Extracted records:
○ ○ ○

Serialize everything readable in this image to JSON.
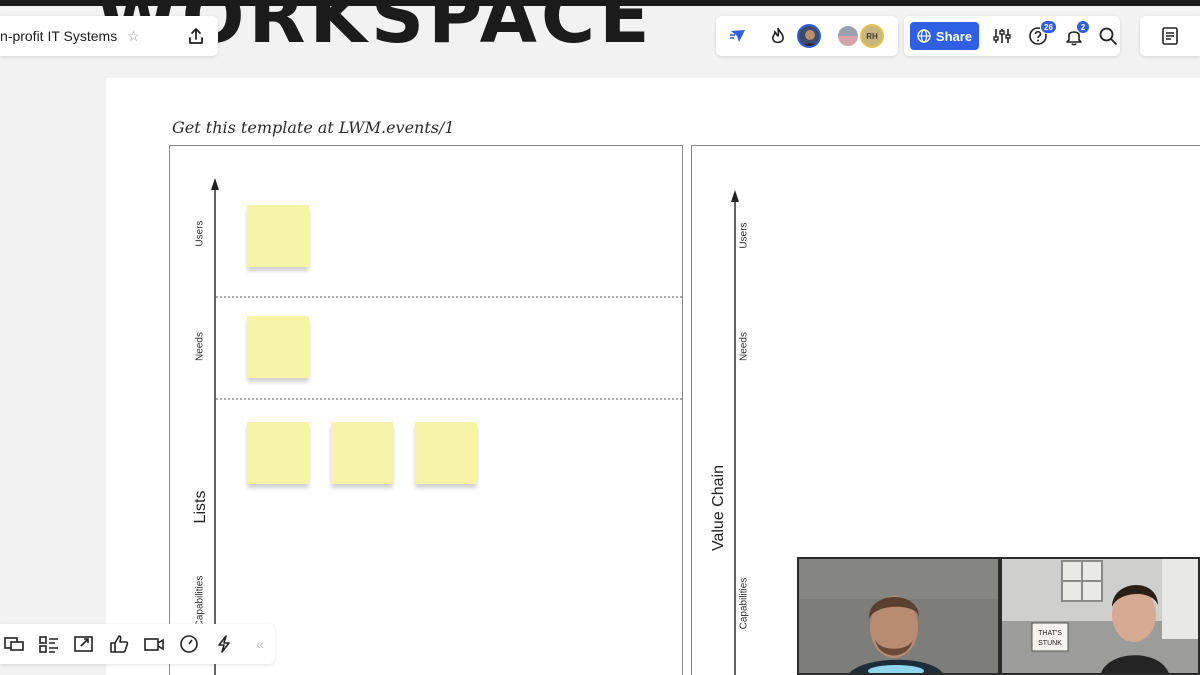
{
  "app": {
    "brand_wordmark": "WORKSPACE",
    "board_title": "n-profit IT Systems",
    "accent_color": "#2f5fe3"
  },
  "header": {
    "share_label": "Share",
    "collaborator_initials": "RH",
    "help_badge": "26",
    "notification_badge": "2",
    "icons": [
      "star-icon",
      "export-icon",
      "cursor-follow-icon",
      "flame-icon",
      "avatar",
      "settings-sliders-icon",
      "help-icon",
      "bell-icon",
      "search-icon",
      "notes-icon"
    ]
  },
  "canvas": {
    "template_link": "Get this template at LWM.events/1",
    "frames": [
      {
        "title": "Lists",
        "lanes": [
          "Users",
          "Needs",
          "Capabilities"
        ],
        "sticky_note_color": "#f7f4a9",
        "sticky_notes": 5
      },
      {
        "title": "Value Chain",
        "lanes": [
          "Users",
          "Needs",
          "Capabilities"
        ]
      }
    ]
  },
  "bottom_toolbar": {
    "icons": [
      "frames-icon",
      "layout-icon",
      "share-screen-icon",
      "reaction-icon",
      "video-icon",
      "timer-icon",
      "lightning-icon",
      "collapse-icon"
    ]
  },
  "video_tiles": [
    {
      "name": "participant-1"
    },
    {
      "name": "participant-2",
      "sign_text": "THAT'S\nSTUNK"
    }
  ]
}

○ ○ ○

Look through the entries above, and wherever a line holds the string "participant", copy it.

RESULT:
      "name": "participant-1"
      "name": "participant-2",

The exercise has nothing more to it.